GOAL OF THE EXERCISE
Copy out the records again. Change nothing.

[Opening DATA FOR THIS TASK section]

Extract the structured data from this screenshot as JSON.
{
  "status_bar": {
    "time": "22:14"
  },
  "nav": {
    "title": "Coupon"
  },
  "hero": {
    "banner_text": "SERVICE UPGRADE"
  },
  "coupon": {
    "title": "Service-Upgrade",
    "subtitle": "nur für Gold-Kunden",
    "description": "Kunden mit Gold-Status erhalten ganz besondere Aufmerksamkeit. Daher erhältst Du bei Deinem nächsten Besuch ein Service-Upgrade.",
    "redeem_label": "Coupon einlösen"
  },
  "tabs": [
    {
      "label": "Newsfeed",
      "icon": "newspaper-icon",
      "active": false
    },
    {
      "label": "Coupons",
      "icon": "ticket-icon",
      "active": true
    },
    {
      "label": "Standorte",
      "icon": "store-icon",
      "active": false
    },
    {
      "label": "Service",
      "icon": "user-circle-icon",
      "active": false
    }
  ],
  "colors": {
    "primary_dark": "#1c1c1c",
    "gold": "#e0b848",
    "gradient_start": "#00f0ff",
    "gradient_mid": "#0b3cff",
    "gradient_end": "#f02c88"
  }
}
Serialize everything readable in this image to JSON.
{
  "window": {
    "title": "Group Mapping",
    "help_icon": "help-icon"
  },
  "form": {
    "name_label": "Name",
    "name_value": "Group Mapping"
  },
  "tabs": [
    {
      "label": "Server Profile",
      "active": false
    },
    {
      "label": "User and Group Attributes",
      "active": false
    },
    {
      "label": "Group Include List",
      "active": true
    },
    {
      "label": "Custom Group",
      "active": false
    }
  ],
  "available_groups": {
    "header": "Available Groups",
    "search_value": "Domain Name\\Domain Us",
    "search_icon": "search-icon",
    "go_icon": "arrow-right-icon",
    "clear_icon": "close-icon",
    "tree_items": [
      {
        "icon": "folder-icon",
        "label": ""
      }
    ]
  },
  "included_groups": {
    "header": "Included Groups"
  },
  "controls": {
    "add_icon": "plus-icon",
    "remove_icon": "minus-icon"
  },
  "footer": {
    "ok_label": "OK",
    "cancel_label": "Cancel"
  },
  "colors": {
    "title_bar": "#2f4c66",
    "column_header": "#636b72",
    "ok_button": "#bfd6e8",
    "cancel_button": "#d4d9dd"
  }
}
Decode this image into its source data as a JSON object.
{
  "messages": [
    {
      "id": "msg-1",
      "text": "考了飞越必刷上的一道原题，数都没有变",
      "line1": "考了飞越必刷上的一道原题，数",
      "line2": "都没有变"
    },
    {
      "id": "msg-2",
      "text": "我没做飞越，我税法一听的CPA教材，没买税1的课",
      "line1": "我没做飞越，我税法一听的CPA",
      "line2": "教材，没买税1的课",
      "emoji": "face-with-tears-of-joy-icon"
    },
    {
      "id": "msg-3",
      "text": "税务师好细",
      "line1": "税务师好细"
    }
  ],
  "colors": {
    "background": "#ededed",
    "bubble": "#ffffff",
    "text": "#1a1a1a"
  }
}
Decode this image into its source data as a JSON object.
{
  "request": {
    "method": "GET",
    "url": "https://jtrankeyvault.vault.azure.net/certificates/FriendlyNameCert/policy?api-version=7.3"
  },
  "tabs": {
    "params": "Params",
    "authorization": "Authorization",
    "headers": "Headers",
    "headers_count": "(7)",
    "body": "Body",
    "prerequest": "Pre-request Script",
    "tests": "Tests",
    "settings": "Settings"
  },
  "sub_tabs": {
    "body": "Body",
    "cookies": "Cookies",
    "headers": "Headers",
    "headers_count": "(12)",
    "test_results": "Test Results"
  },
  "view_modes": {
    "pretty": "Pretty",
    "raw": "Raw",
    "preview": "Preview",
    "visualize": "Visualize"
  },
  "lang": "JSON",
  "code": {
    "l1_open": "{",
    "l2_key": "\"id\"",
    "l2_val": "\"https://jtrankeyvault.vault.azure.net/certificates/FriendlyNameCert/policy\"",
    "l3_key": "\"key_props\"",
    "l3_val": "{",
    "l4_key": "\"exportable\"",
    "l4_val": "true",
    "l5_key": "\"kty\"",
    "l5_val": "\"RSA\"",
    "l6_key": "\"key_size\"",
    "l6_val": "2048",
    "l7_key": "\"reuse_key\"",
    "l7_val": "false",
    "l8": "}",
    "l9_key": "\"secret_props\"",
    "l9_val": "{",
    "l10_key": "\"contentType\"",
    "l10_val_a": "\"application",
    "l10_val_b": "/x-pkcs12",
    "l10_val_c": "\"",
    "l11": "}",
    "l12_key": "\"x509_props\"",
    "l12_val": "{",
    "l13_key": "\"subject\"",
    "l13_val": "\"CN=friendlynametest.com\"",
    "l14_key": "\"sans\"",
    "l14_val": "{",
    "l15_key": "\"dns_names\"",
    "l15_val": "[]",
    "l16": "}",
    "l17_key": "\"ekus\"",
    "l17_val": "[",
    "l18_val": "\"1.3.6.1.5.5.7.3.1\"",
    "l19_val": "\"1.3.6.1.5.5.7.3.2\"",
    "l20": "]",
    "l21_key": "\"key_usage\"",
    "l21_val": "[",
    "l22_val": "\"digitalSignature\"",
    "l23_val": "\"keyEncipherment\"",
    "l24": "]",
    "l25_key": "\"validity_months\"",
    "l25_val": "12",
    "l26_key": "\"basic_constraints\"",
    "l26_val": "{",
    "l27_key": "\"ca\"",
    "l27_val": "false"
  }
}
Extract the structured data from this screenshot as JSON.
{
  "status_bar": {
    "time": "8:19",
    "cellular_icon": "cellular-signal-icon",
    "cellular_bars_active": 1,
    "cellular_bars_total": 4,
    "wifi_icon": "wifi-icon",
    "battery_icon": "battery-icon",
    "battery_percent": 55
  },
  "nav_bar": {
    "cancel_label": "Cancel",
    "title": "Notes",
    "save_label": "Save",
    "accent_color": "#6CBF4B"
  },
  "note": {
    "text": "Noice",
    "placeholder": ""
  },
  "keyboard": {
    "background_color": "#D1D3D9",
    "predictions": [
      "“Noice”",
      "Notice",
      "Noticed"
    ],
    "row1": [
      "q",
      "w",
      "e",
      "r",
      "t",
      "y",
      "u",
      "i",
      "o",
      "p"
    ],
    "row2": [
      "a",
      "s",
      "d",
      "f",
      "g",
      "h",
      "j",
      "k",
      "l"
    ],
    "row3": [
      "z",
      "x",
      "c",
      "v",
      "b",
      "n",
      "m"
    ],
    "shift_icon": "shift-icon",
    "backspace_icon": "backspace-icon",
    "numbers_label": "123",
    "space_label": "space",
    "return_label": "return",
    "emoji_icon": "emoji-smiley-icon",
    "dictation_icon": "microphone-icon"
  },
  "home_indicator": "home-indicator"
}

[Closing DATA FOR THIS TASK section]

RESULT FOR THIS EXERCISE
Extract the structured data from this screenshot as JSON.
{
  "status_bar": {
    "time": "22:14"
  },
  "nav": {
    "title": "Coupon"
  },
  "hero": {
    "banner_text": "SERVICE UPGRADE"
  },
  "coupon": {
    "title": "Service-Upgrade",
    "subtitle": "nur für Gold-Kunden",
    "description": "Kunden mit Gold-Status erhalten ganz besondere Aufmerksamkeit. Daher erhältst Du bei Deinem nächsten Besuch ein Service-Upgrade.",
    "redeem_label": "Coupon einlösen"
  },
  "tabs": [
    {
      "label": "Newsfeed",
      "icon": "newspaper-icon",
      "active": false
    },
    {
      "label": "Coupons",
      "icon": "ticket-icon",
      "active": true
    },
    {
      "label": "Standorte",
      "icon": "store-icon",
      "active": false
    },
    {
      "label": "Service",
      "icon": "user-circle-icon",
      "active": false
    }
  ],
  "colors": {
    "primary_dark": "#1c1c1c",
    "gold": "#e0b848",
    "gradient_start": "#00f0ff",
    "gradient_mid": "#0b3cff",
    "gradient_end": "#f02c88"
  }
}
Serialize everything readable in this image to JSON.
{
  "window": {
    "title": "Group Mapping",
    "help_icon": "help-icon"
  },
  "form": {
    "name_label": "Name",
    "name_value": "Group Mapping"
  },
  "tabs": [
    {
      "label": "Server Profile",
      "active": false
    },
    {
      "label": "User and Group Attributes",
      "active": false
    },
    {
      "label": "Group Include List",
      "active": true
    },
    {
      "label": "Custom Group",
      "active": false
    }
  ],
  "available_groups": {
    "header": "Available Groups",
    "search_value": "Domain Name\\Domain Us",
    "search_icon": "search-icon",
    "go_icon": "arrow-right-icon",
    "clear_icon": "close-icon",
    "tree_items": [
      {
        "icon": "folder-icon",
        "label": ""
      }
    ]
  },
  "included_groups": {
    "header": "Included Groups"
  },
  "controls": {
    "add_icon": "plus-icon",
    "remove_icon": "minus-icon"
  },
  "footer": {
    "ok_label": "OK",
    "cancel_label": "Cancel"
  },
  "colors": {
    "title_bar": "#2f4c66",
    "column_header": "#636b72",
    "ok_button": "#bfd6e8",
    "cancel_button": "#d4d9dd"
  }
}
Decode this image into its source data as a JSON object.
{
  "messages": [
    {
      "id": "msg-1",
      "text": "考了飞越必刷上的一道原题，数都没有变",
      "line1": "考了飞越必刷上的一道原题，数",
      "line2": "都没有变"
    },
    {
      "id": "msg-2",
      "text": "我没做飞越，我税法一听的CPA教材，没买税1的课",
      "line1": "我没做飞越，我税法一听的CPA",
      "line2": "教材，没买税1的课",
      "emoji": "face-with-tears-of-joy-icon"
    },
    {
      "id": "msg-3",
      "text": "税务师好细",
      "line1": "税务师好细"
    }
  ],
  "colors": {
    "background": "#ededed",
    "bubble": "#ffffff",
    "text": "#1a1a1a"
  }
}
Decode this image into its source data as a JSON object.
{
  "request": {
    "method": "GET",
    "url": "https://jtrankeyvault.vault.azure.net/certificates/FriendlyNameCert/policy?api-version=7.3"
  },
  "tabs": {
    "params": "Params",
    "authorization": "Authorization",
    "headers": "Headers",
    "headers_count": "(7)",
    "body": "Body",
    "prerequest": "Pre-request Script",
    "tests": "Tests",
    "settings": "Settings"
  },
  "sub_tabs": {
    "body": "Body",
    "cookies": "Cookies",
    "headers": "Headers",
    "headers_count": "(12)",
    "test_results": "Test Results"
  },
  "view_modes": {
    "pretty": "Pretty",
    "raw": "Raw",
    "preview": "Preview",
    "visualize": "Visualize"
  },
  "lang": "JSON",
  "code": {
    "l1_open": "{",
    "l2_key": "\"id\"",
    "l2_val": "\"https://jtrankeyvault.vault.azure.net/certificates/FriendlyNameCert/policy\"",
    "l3_key": "\"key_props\"",
    "l3_val": "{",
    "l4_key": "\"exportable\"",
    "l4_val": "true",
    "l5_key": "\"kty\"",
    "l5_val": "\"RSA\"",
    "l6_key": "\"key_size\"",
    "l6_val": "2048",
    "l7_key": "\"reuse_key\"",
    "l7_val": "false",
    "l8": "}",
    "l9_key": "\"secret_props\"",
    "l9_val": "{",
    "l10_key": "\"contentType\"",
    "l10_val_a": "\"application",
    "l10_val_b": "/x-pkcs12",
    "l10_val_c": "\"",
    "l11": "}",
    "l12_key": "\"x509_props\"",
    "l12_val": "{",
    "l13_key": "\"subject\"",
    "l13_val": "\"CN=friendlynametest.com\"",
    "l14_key": "\"sans\"",
    "l14_val": "{",
    "l15_key": "\"dns_names\"",
    "l15_val": "[]",
    "l16": "}",
    "l17_key": "\"ekus\"",
    "l17_val": "[",
    "l18_val": "\"1.3.6.1.5.5.7.3.1\"",
    "l19_val": "\"1.3.6.1.5.5.7.3.2\"",
    "l20": "]",
    "l21_key": "\"key_usage\"",
    "l21_val": "[",
    "l22_val": "\"digitalSignature\"",
    "l23_val": "\"keyEncipherment\"",
    "l24": "]",
    "l25_key": "\"validity_months\"",
    "l25_val": "12",
    "l26_key": "\"basic_constraints\"",
    "l26_val": "{",
    "l27_key": "\"ca\"",
    "l27_val": "false"
  }
}
Extract the structured data from this screenshot as JSON.
{
  "status_bar": {
    "time": "8:19",
    "cellular_icon": "cellular-signal-icon",
    "cellular_bars_active": 1,
    "cellular_bars_total": 4,
    "wifi_icon": "wifi-icon",
    "battery_icon": "battery-icon",
    "battery_percent": 55
  },
  "nav_bar": {
    "cancel_label": "Cancel",
    "title": "Notes",
    "save_label": "Save",
    "accent_color": "#6CBF4B"
  },
  "note": {
    "text": "Noice",
    "placeholder": ""
  },
  "keyboard": {
    "background_color": "#D1D3D9",
    "predictions": [
      "“Noice”",
      "Notice",
      "Noticed"
    ],
    "row1": [
      "q",
      "w",
      "e",
      "r",
      "t",
      "y",
      "u",
      "i",
      "o",
      "p"
    ],
    "row2": [
      "a",
      "s",
      "d",
      "f",
      "g",
      "h",
      "j",
      "k",
      "l"
    ],
    "row3": [
      "z",
      "x",
      "c",
      "v",
      "b",
      "n",
      "m"
    ],
    "shift_icon": "shift-icon",
    "backspace_icon": "backspace-icon",
    "numbers_label": "123",
    "space_label": "space",
    "return_label": "return",
    "emoji_icon": "emoji-smiley-icon",
    "dictation_icon": "microphone-icon"
  },
  "home_indicator": "home-indicator"
}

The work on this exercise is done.